After its busiest tourism season on record in 2021, Bar Harbor is looking to rein in the number of cruise ships that visit the town in 2022.
The possibility of getting a record 180 cruise ship visits next summer and fall worries some local officials and residents. This year’s surge in tourists in Bar Harbor happened despite having no visits from large ships.
The ongoing COVID-19 pandemic, and prohibitions on ships visiting Canada — where large ships are going to or coming from when they stop in Bar Harbor — resulted in only a few small ships visiting Bar Harbor since 2019.
Last summer, results of a town survey about local cruise ship visits showed that most respondents believed it has had a negative impact on Bar Harbor in recent years. Since getting the results, members of the town council have been considering ways to address those concerns.
On Tuesday they decided to set a goal of reducing the number of large ship visits next year to approximately 110, a more than 38 percent reduction from the 180 that have been scheduled.
The council also decided to hire a lawyer who specializes in maritime law to see what kind of restrictions the town can impose on cruise ship visits.

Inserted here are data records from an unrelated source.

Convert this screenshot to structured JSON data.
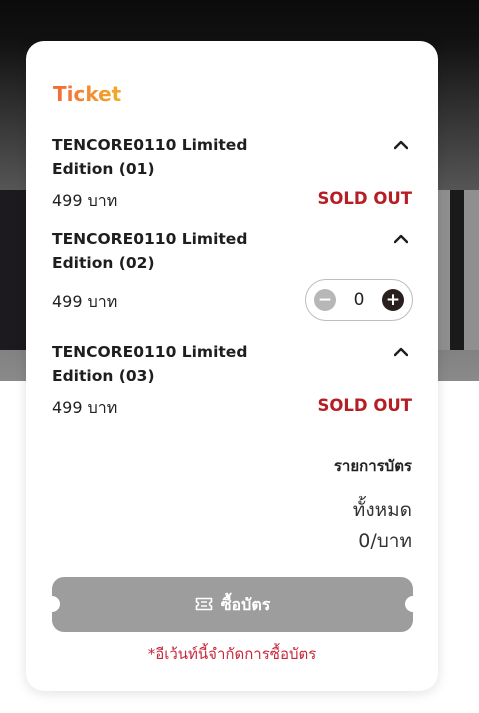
{
  "ticket": {
    "title": "Ticket",
    "items": [
      {
        "name": "TENCORE0110 Limited Edition (01)",
        "price": "499  บาท",
        "status": "SOLD OUT"
      },
      {
        "name": "TENCORE0110 Limited Edition (02)",
        "price": "499  บาท",
        "quantity": "0",
        "minus_label": "−",
        "plus_label": "+"
      },
      {
        "name": "TENCORE0110 Limited Edition (03)",
        "price": "499  บาท",
        "status": "SOLD OUT"
      }
    ]
  },
  "summary": {
    "label": "รายการบัตร",
    "all": "ทั้งหมด",
    "total": "0/บาท"
  },
  "buy_button": {
    "label": "ซื้อบัตร"
  },
  "notice": "*อีเว้นท์นี้จำกัดการซื้อบัตร",
  "colors": {
    "sold_out": "#b51e25",
    "title_gradient_start": "#f0683a",
    "title_gradient_end": "#f4ab2a",
    "button_disabled": "#9d9d9d",
    "notice": "#c8283c"
  },
  "icons": {
    "chevron": "chevron-up-icon",
    "ticket": "ticket-icon"
  }
}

The first cruise ship is scheduled to arrive on April 14 — roughly 16 weeks from now.
“The closer we get to when the first ship comes, the stronger the argument that they can’t do anything this year [to cut back on visits],” Councilor Jill Goldthwait said.
The issue of trying to control the number of tourists who visit Bar Harbor each year goes beyond cruise ships, but the town has no mechanism in place to limit the number of tourists who arrive by land.
The town controls scheduling for two cruise ship anchorage spots in Frenchman Bay, and has set a cap on the number of cruise ship passengers that can come ashore on any given day, but it has not set a limit on how many cruise ships can visit each year.
Acadia National Park attracted a record number of visits this year, topping 4 million. If 2022 proves to be another busy year for tourists arriving by land, adding another quarter million or so tourists from cruise ships could worsen things.
“It was not fun,” Jeff Dobbs, chairman of the town council, said earlier this month, noting that this summer many local restaurants were understaffed and still had lines of waiting customers outside their doors every night.
If cruise ships had been part of the mix, especially at a typical rate of nearly two per day in September and October, “it would have been impossible,” he added.
In 2019, Bar Harbor had roughly 170 cruise ship visits, and 270,000 cruise ship passengers funneled through the downtown waterfront. That is nearly an 800 percent increase in annual cruise ship traffic since 1990, when the town had only 22 cruise ship visits.
Michael McGarry, an executive with industry group Cruise Lines International Association, told the council earlier this month that cruise companies are willing to adjust to help ensure that the volume of ships that visit Bar Harbor each year is manageable by the town and acceptable to local residents.
He said that cruise firms plan their itineraries roughly 18 months in advance, and so making adjustments to the 2023 season is more realistic than making adjustments to next year’s schedule.
“We do want to be constructive partners with Bar Harbor,” McGarry said. “At this time though, changing the 2022 schedule would be very disruptive.”
Councilor Matthew Hochman noted the urgency that many residents feel in trying to reduce how many ships visit Bar Harbor each summer.
“I understand many people want us to move on this right now,” he said. “Unfortunately, we move at the speed of government and there are a lot of intricacies to it.”